I now have a second course of the new drug regimen under my belt.

The not so good:

  • Neuropathy (tingling in appendages) is showing itself
  • More fatigue, but for a shorter period, than under the old regimen (could fall under either category)
  • Tender gums
  • Some weird post-infusion fever thing that is curious

The good:

  • None of this so far, which is pretty remarkable
  • Shorter infusion sessions (just one hour)
  • No cold sensitivity

The lack of nausea is huge. It means I can eat and move about and ride in a car without feeling sick. And it might mean I can take less anti-nausea medicine, which has its own unpleasant side effects. This may trump everything else right now. I’m hoping the neuropathy doesn’t emerge too strongly since that is something that can persist past treatment.

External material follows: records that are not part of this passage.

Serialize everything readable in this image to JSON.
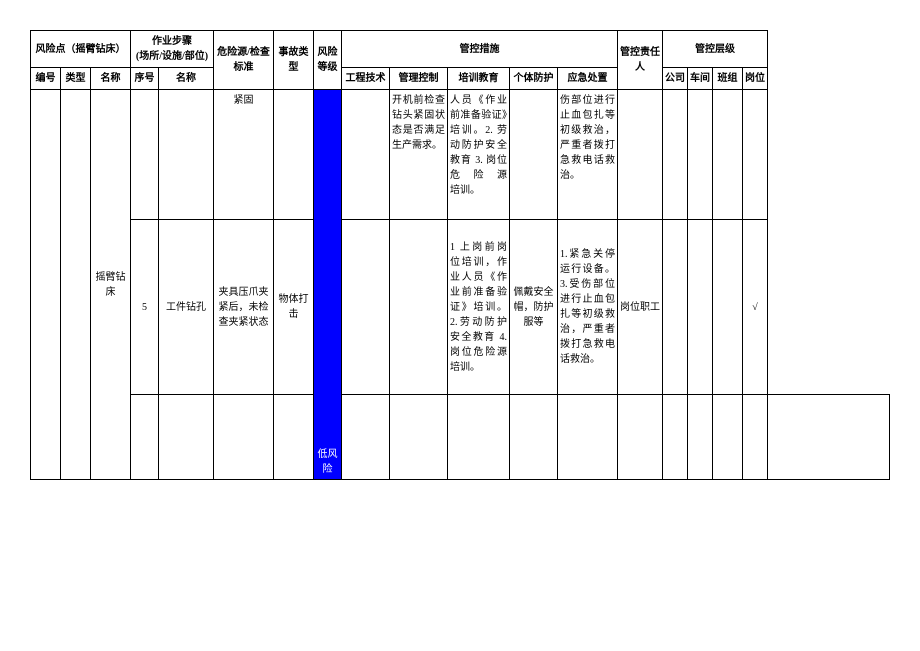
{
  "header": {
    "riskPoint": "风险点（摇臂钻床）",
    "workStep": "作业步骤\n(场所/设施/部位)",
    "hazardSource": "危险源/检查标准",
    "accidentType": "事故类型",
    "riskLevel": "风险等级",
    "controlMeasures": "管控措施",
    "controlPerson": "管控责任人",
    "controlLevel": "管控层级",
    "sub": {
      "num": "编号",
      "type": "类型",
      "name": "名称",
      "seq": "序号",
      "stepName": "名称",
      "eng": "工程技术",
      "mgmt": "管理控制",
      "train": "培训教育",
      "ppe": "个体防护",
      "emergency": "应急处置",
      "company": "公司",
      "workshop": "车间",
      "team": "班组",
      "post": "岗位"
    }
  },
  "rows": [
    {
      "hazard": "紧固",
      "mgmt": "开机前检查钻头紧固状态是否满足生产需求。",
      "train": "人员《作业前准备验证》培训。2. 劳动防护安全教育 3. 岗位危险源　　培训。",
      "emergency": "伤部位进行止血包扎等初级救治，严重者拨打急救电话救治。"
    },
    {
      "type": "摇臂钻床",
      "seq": "5",
      "stepName": "工件钻孔",
      "hazard": "夹具压爪夹紧后，未检查夹紧状态",
      "accident": "物体打击",
      "train": "1 上岗前岗位培训，作业人员《作业前准备验证》培训。2.劳动防护安全教育 4.岗位危险源培训。",
      "ppe": "佩戴安全帽，防护服等",
      "emergency": "1.紧急关停运行设备。3.受伤部位进行止血包扎等初级救治，严重者拨打急救电话救治。",
      "person": "岗位职工",
      "post": "√"
    }
  ],
  "riskLevelText": "低风险"
}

Next up: an important CT scan on the 28th that will show whether the treatment is making progress. I’m am embracing positive thoughts about that. But expect a sleepless night or two heading into that day.

{Keep on the sunny side, The Whites]